As a result of Freedom Caucus intransigence, Boehner was compelled to cut deals with Democrats to avoid the disaster of government shutdowns, and Democrats naturally demanded — and got — spending and no policy riders (like killing the health care law, for example, or ending funding for Planned Parenthood). That combination of Democratic victories, over and over again, infuriated the Freedom Caucus, which branded Boehner an Obama-Pelosi-Reid collaborator, and you know the rest of that story.

Well, here’s the thing: Ryan is basically facing the same choice. The Freedom Caucus isn’t happy about the higher spending allowed in the budget agreement (which many of them opposed) and reflected in the CR under discussion, and even if Ryan were able to sneak in a few conservative riders, most of them probably won’t vote for the CR because they want to be able to preserve their anti-spending purity. So Ryan has no choice but to get to know Mrs. Pelosi real well and real quickly, which will genuinely exasperate his Conference.

Simultaneously, however, the former Ways and Means chairman is dragging along a big tax bill (which is anything but “tax reform”) that Republicans (and many Democrats) want despite its being unpaid for, and despite its projected impact on the deficit. How big, you wonder: at last count, $700 billion … and climbing. That is nearly as big as (a) the upper income tax cut – and guess who gets most of the benefits of this tax bill; (b) the much reviled Obama stimulus bill that no Republicans voted for because it wasn’t paid for; and (c) the TARP bailout, which Republicans also opposed because it wasn’t paid for (although it did make a tidy profit for taxpayers once the money got paid back, thanks to Democratic insistence).

So, here’s the problem: Ryan probably can’t get enough Republicans to vote for the CR, so he needs Democrats. Ryan probably can get Republicans to swallow their anti-deficit pride and vote for the tax bill, but many Democrats don’t like it. Separately, each could pass; together, as Ryan would like to pass them, not so sure. And Sen. McConnell is saying the will only consider the bills as a unified package.

Procedurally, this is not a good scenario: the bills must pass identically, of course; Members cannot pass bills sequentially and have them magically reunite before travelling down to the White House. Well, actually, they can, and have, and maybe that’s how all this happens. This is where mastery of the Rules becomes essential. Ryan also could decide to pass his two bills, with different “yea” votes for each, and get out of Dodge, leaving McConnell to figure out to pass them and avoid a shutdown and expiration of the tax cuts.

Now it is worth remembering the caterwauling of John Boehner and his Republican Conference when similarly complex bills appeared on the schedule and were passed hours after being finalized.
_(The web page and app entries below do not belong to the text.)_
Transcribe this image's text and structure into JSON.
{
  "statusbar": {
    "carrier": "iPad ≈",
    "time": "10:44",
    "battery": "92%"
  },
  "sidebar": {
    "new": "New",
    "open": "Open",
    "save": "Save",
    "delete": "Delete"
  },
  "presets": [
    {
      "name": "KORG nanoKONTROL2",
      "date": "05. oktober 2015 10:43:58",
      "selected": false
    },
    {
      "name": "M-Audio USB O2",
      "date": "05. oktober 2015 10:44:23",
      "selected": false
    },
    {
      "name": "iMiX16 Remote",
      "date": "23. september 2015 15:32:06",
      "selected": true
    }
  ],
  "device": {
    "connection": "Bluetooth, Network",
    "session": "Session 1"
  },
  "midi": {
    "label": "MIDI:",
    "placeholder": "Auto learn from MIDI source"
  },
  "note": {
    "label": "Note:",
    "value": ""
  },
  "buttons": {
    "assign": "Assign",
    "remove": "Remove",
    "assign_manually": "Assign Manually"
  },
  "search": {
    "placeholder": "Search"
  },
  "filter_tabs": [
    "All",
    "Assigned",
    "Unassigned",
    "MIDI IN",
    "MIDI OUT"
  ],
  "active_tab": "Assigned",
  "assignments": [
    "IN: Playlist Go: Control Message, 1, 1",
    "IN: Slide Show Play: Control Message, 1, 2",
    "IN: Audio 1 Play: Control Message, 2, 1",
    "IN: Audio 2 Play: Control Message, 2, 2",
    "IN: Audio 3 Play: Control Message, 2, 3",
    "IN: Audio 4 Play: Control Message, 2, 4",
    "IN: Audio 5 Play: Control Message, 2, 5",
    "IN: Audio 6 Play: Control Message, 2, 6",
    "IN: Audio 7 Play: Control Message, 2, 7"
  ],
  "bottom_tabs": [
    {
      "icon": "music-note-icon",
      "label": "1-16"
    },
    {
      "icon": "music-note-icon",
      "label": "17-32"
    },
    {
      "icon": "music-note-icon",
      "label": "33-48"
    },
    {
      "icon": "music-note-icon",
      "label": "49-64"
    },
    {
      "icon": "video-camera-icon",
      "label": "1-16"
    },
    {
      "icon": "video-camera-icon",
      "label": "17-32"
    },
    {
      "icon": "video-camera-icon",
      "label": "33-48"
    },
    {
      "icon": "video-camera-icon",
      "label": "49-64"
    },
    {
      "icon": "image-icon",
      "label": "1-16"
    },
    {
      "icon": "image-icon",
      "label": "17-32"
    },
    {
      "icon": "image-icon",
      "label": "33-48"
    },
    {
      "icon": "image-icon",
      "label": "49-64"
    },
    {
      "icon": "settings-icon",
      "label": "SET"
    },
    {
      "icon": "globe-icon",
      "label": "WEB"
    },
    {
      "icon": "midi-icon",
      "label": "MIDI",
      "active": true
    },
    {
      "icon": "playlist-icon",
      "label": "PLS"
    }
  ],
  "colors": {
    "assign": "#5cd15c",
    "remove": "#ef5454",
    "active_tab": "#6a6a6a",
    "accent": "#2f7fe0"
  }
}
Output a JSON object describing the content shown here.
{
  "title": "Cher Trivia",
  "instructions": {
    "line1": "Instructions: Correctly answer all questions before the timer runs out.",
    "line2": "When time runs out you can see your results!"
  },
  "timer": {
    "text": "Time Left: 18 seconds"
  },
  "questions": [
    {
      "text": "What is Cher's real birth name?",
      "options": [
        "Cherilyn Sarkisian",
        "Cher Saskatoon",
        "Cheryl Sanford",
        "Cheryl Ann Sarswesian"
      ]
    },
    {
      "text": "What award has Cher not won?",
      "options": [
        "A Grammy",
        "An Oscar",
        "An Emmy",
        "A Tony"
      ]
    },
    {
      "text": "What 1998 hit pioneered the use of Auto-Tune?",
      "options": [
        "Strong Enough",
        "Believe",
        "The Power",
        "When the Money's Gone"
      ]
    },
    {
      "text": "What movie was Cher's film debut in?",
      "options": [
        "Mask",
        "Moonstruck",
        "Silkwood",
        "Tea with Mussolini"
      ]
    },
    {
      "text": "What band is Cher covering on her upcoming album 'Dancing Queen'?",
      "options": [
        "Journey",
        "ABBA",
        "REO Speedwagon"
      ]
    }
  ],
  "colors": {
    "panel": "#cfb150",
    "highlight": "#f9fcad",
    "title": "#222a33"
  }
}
Remember him dropping the health care bill on the House floor with an enormous thud; recall the merciless excoriating of Pelosi for saying no one would know for certain what was in the health bill until it was passed (a perfectly reasonable statement, given the back and forth negotiations, skillfully twisted into an allegation that Members did not know what they were voting on). Recall the promise of the new Republican majority in 2011 to follow “regular order” and not allow bills to be brought to the floor without a 72 hour layover so every Member could read every fascinating line?

Well, forget all that. The 72 hour rule has gone the way of the disappearing quorum (RIP 1889) and regular order is essentially irregular order. The combination of complexity, deadlines and deal-cutting ensures that when ever the package is sewn up, it will move like lightening so legislators can vote, rush out of town, and get on with spending their own money for Christmas presents. Only then will reporters, bloggers and budget geeks “know what is in the bill” and who – oil companies, casinos, tech industries, etc. etc. – filled their silk stockings.